Read the listing below and copy out each line where the word "title" occurs.
::: EXERCISE INPUTS :::
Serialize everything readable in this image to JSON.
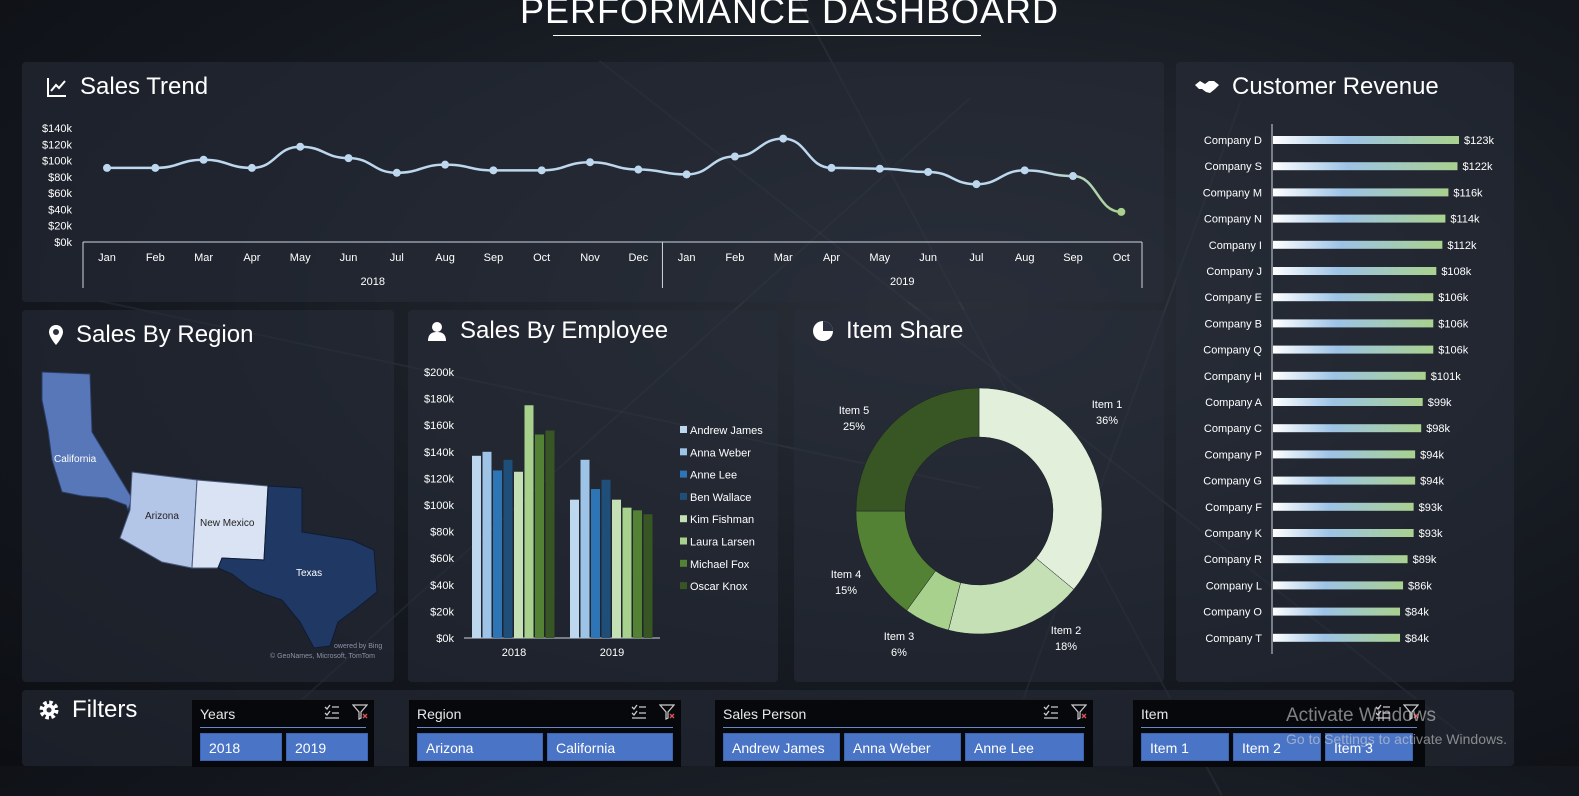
{
  "header": {
    "title": "PERFORMANCE DASHBOARD"
  },
  "panels": {
    "sales_trend": "Sales Trend",
    "customer_revenue": "Customer Revenue",
    "sales_by_region": "Sales By Region",
    "sales_by_employee": "Sales By Employee",
    "item_share": "Item Share",
    "filters": "Filters"
  },
  "map": {
    "states": [
      "California",
      "Arizona",
      "New Mexico",
      "Texas"
    ],
    "attribution_1": "owered by Bing",
    "attribution_2": "© GeoNames, Microsoft, TomTom"
  },
  "slicers": [
    {
      "title": "Years",
      "items": [
        "2018",
        "2019"
      ]
    },
    {
      "title": "Region",
      "items": [
        "Arizona",
        "California"
      ]
    },
    {
      "title": "Sales Person",
      "items": [
        "Andrew James",
        "Anna Weber",
        "Anne Lee"
      ]
    },
    {
      "title": "Item",
      "items": [
        "Item 1",
        "Item 2",
        "Item 3"
      ]
    }
  ],
  "watermark": {
    "line1": "Activate Windows",
    "line2": "Go to Settings to activate Windows."
  },
  "colors": {
    "accent_blue": "#4a74c6",
    "line": "#b9d3ee",
    "green_dark": "#375623",
    "green_light": "#e2efda"
  },
  "chart_data": [
    {
      "type": "line",
      "title": "Sales Trend",
      "y_ticks": [
        "$0k",
        "$20k",
        "$40k",
        "$60k",
        "$80k",
        "$100k",
        "$120k",
        "$140k"
      ],
      "ylim": [
        0,
        140000
      ],
      "months": [
        "Jan",
        "Feb",
        "Mar",
        "Apr",
        "May",
        "Jun",
        "Jul",
        "Aug",
        "Sep",
        "Oct",
        "Nov",
        "Dec",
        "Jan",
        "Feb",
        "Mar",
        "Apr",
        "May",
        "Jun",
        "Jul",
        "Aug",
        "Sep",
        "Oct"
      ],
      "years": [
        "2018",
        "2019"
      ],
      "values": [
        91000,
        91000,
        101000,
        91000,
        117000,
        103000,
        85000,
        95000,
        88000,
        88000,
        98000,
        89000,
        83000,
        105000,
        127000,
        91000,
        90000,
        86000,
        71000,
        88000,
        81000,
        37000
      ],
      "grid": false
    },
    {
      "type": "bar",
      "title": "Customer Revenue",
      "orientation": "horizontal",
      "categories": [
        "Company D",
        "Company S",
        "Company M",
        "Company N",
        "Company I",
        "Company J",
        "Company E",
        "Company B",
        "Company Q",
        "Company H",
        "Company A",
        "Company C",
        "Company P",
        "Company G",
        "Company F",
        "Company K",
        "Company R",
        "Company L",
        "Company O",
        "Company T"
      ],
      "values": [
        123,
        122,
        116,
        114,
        112,
        108,
        106,
        106,
        106,
        101,
        99,
        98,
        94,
        94,
        93,
        93,
        89,
        86,
        84,
        84
      ],
      "labels": [
        "$123k",
        "$122k",
        "$116k",
        "$114k",
        "$112k",
        "$108k",
        "$106k",
        "$106k",
        "$106k",
        "$101k",
        "$99k",
        "$98k",
        "$94k",
        "$94k",
        "$93k",
        "$93k",
        "$89k",
        "$86k",
        "$84k",
        "$84k"
      ]
    },
    {
      "type": "bar",
      "title": "Sales By Employee",
      "categories": [
        "2018",
        "2019"
      ],
      "y_ticks": [
        "$0k",
        "$20k",
        "$40k",
        "$60k",
        "$80k",
        "$100k",
        "$120k",
        "$140k",
        "$160k",
        "$180k",
        "$200k"
      ],
      "ylim": [
        0,
        200000
      ],
      "legend": "right",
      "series": [
        {
          "name": "Andrew James",
          "color": "#bdd7ee",
          "values": [
            137000,
            104000
          ]
        },
        {
          "name": "Anna Weber",
          "color": "#9dc3e6",
          "values": [
            140000,
            134000
          ]
        },
        {
          "name": "Anne Lee",
          "color": "#2e75b6",
          "values": [
            126000,
            112000
          ]
        },
        {
          "name": "Ben Wallace",
          "color": "#1f4e79",
          "values": [
            134000,
            119000
          ]
        },
        {
          "name": "Kim Fishman",
          "color": "#c5e0b4",
          "values": [
            125000,
            104000
          ]
        },
        {
          "name": "Laura Larsen",
          "color": "#a9d18e",
          "values": [
            175000,
            98000
          ]
        },
        {
          "name": "Michael Fox",
          "color": "#548235",
          "values": [
            153000,
            96000
          ]
        },
        {
          "name": "Oscar Knox",
          "color": "#375623",
          "values": [
            156000,
            93000
          ]
        }
      ]
    },
    {
      "type": "pie",
      "title": "Item Share",
      "donut": true,
      "slices": [
        {
          "label": "Item 1",
          "pct": "36%",
          "value": 36,
          "color": "#e2efda"
        },
        {
          "label": "Item 2",
          "pct": "18%",
          "value": 18,
          "color": "#c5e0b4"
        },
        {
          "label": "Item 3",
          "pct": "6%",
          "value": 6,
          "color": "#a9d18e"
        },
        {
          "label": "Item 4",
          "pct": "15%",
          "value": 15,
          "color": "#548235"
        },
        {
          "label": "Item 5",
          "pct": "25%",
          "value": 25,
          "color": "#375623"
        }
      ]
    }
  ]
}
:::
> [ANSWER BOX]:
    "title": "PERFORMANCE DASHBOARD"
      "title": "Years",
      "title": "Region",
      "title": "Sales Person",
      "title": "Item",
      "title": "Sales Trend",
      "title": "Customer Revenue",
      "title": "Sales By Employee",
      "title": "Item Share",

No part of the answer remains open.